The SaaSessful Approach

LeanDNA is a software as a service (SaaS) platform that integrates with a plant’s existing ERP software to optimize the management of inventory used in assembly. Photo courtesy LeanDNA

Acronyms abound where AI implementation is concerned, so why not add another one: SaaS, which stands for software as a service. LeanDNA is a SaaS platform that integrates with a plant’s existing ERP software to optimize the management of inventory used in assembly.

Manufacturers in many industries have implemented LeanDNA since 2014, according to Lebovitz. One company is UK-based Safran Seats GB, which is a world leader in the aircraft-interior-products market.

A couple years ago, Safran managers in operations supply and purchasing realized the need to replace antiquated material procurement processes. The original processes regularly resulted in Safran’s three facilities not having enough of the correct parts at the correct time, and too many of the wrong parts sitting in inventory.

“The operations supply team was spending 10 to 15 hours per week creating manual reports in Excel spreadsheets,” says Lebovitz. “The problem with this is it limited the accuracy of inventory data and resulted in deliveries being three to six months late, on average.”

Safran turned to LeanDNA to automate and standardize its shortage management workflows. Within a few months, Safran achieved a 36 percent inventory reduction. Another benefit is increased efficiency and responsiveness of the overall procurement teams. Safran analysts can now easily check on the inventory needs at each facility before transferring excess or obsolete inventory to other divisions or aftermarket operations.

LeanDNA also helps Safran identify opportunities to correct item master data, supplier lead times and bills of materials. Any anomalies to these items are now immediately flagged, tagged and corrected—enabling teams to accurately forecast future demands and find their just-right inventory.

“Each inventory action in LeanDNA is prioritized by the amount of value it will bring,” explains Lebovitz. “This makes buyers compete to see who can deliver the most value to the business and be at the top of the inventory actions metric.”

In March 2017, a billion-dollar-revenue-per-year medical device manufacturer deployed LeanDNA at a pilot site. Prior to this, Excel was extensively used to manage the supply chain. Every month, each buyer would send its data to its manager, who, in turn, sent the aggregate data to a division-level analyst.

Unfortunately, compiling all of this data was a month-long effort, so as soon as the report was finalized, it was already out of date. Lebovitz says this situation made it difficult for the company to balance the development of new technology and meeting customer on-time delivery requirements with achieving their inventory reduction goals.

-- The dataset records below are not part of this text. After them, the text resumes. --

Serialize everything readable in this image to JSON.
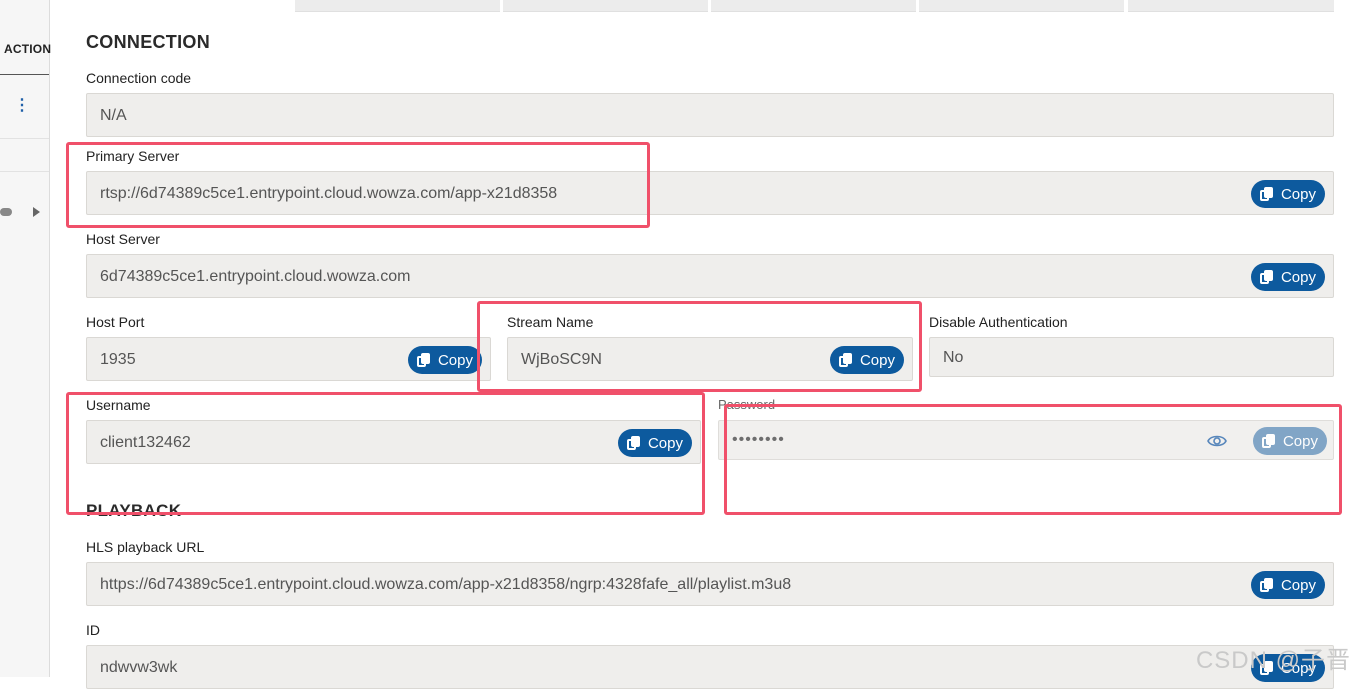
{
  "sidebar": {
    "action_header": "ACTION",
    "menu_icon": "kebab-menu-icon"
  },
  "connection": {
    "title": "CONNECTION",
    "connection_code": {
      "label": "Connection code",
      "value": "N/A"
    },
    "primary_server": {
      "label": "Primary Server",
      "value": "rtsp://6d74389c5ce1.entrypoint.cloud.wowza.com/app-x21d8358"
    },
    "host_server": {
      "label": "Host Server",
      "value": "6d74389c5ce1.entrypoint.cloud.wowza.com"
    },
    "host_port": {
      "label": "Host Port",
      "value": "1935"
    },
    "stream_name": {
      "label": "Stream Name",
      "value": "WjBoSC9N"
    },
    "disable_auth": {
      "label": "Disable Authentication",
      "value": "No"
    },
    "username": {
      "label": "Username",
      "value": "client132462"
    },
    "password": {
      "label": "Password",
      "value": "••••••••"
    }
  },
  "playback": {
    "title": "PLAYBACK",
    "hls_url": {
      "label": "HLS playback URL",
      "value": "https://6d74389c5ce1.entrypoint.cloud.wowza.com/app-x21d8358/ngrp:4328fafe_all/playlist.m3u8"
    },
    "id": {
      "label": "ID",
      "value": "ndwvw3wk"
    }
  },
  "copy_label": "Copy",
  "icons": {
    "copy": "copy-icon",
    "eye": "eye-icon"
  },
  "colors": {
    "button": "#0d5a9e",
    "highlight": "#f0506a",
    "field_bg": "#efeeec"
  },
  "watermark": "CSDN @子晋"
}
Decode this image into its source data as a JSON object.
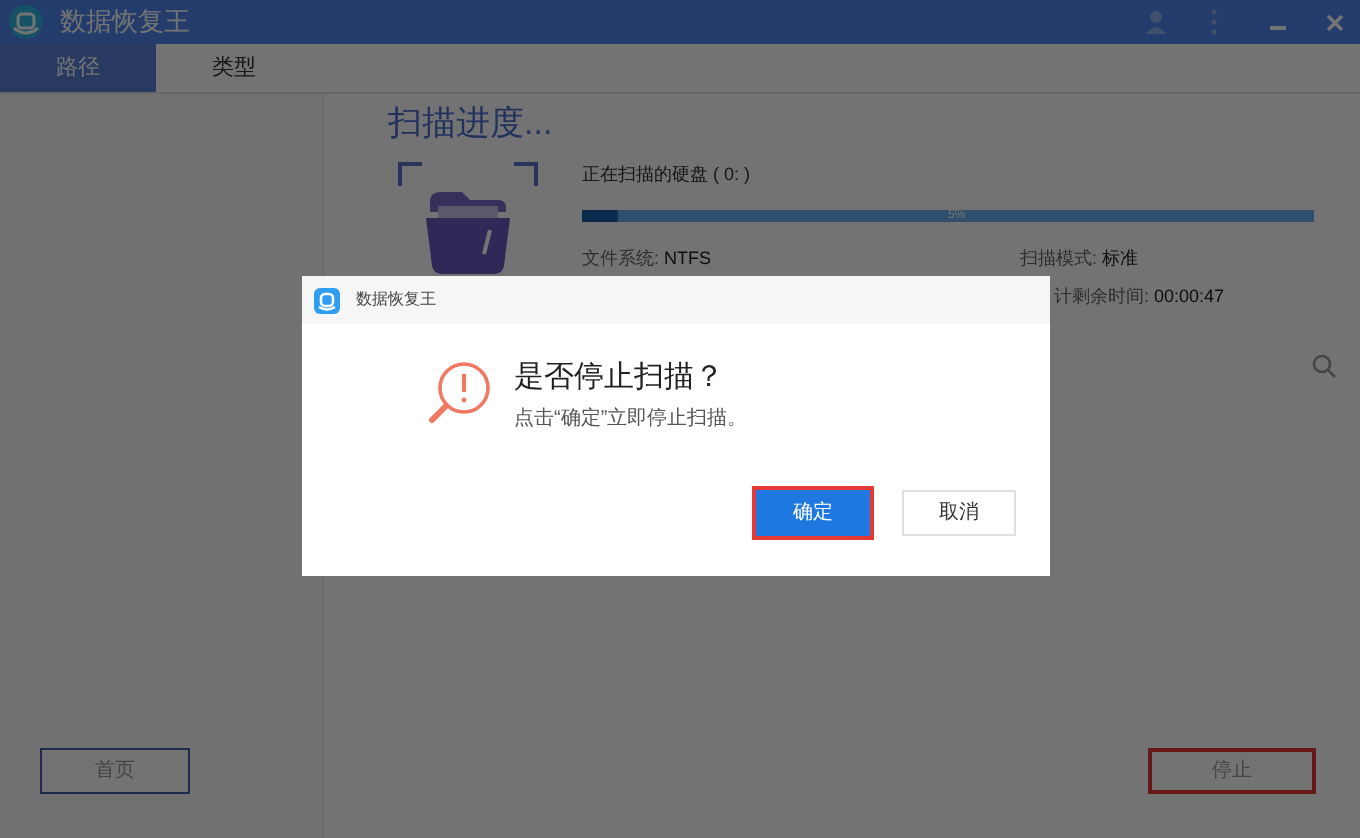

LeanDNA has helped the company solve this problem. The software automatically sends out weekly reminders to team members in charge of key performance indicators to ensure that each metric is tracked in a timely manner. The software helped the manufacturer save more than $700,000 within the first month.

“The positive results at the pilot site convinced the manufacturer to implement LeanDNA at 18 additional locations throughout the company,” concludes Lebovitz. “Today, all of those sites have high user engagement at every level throughout.”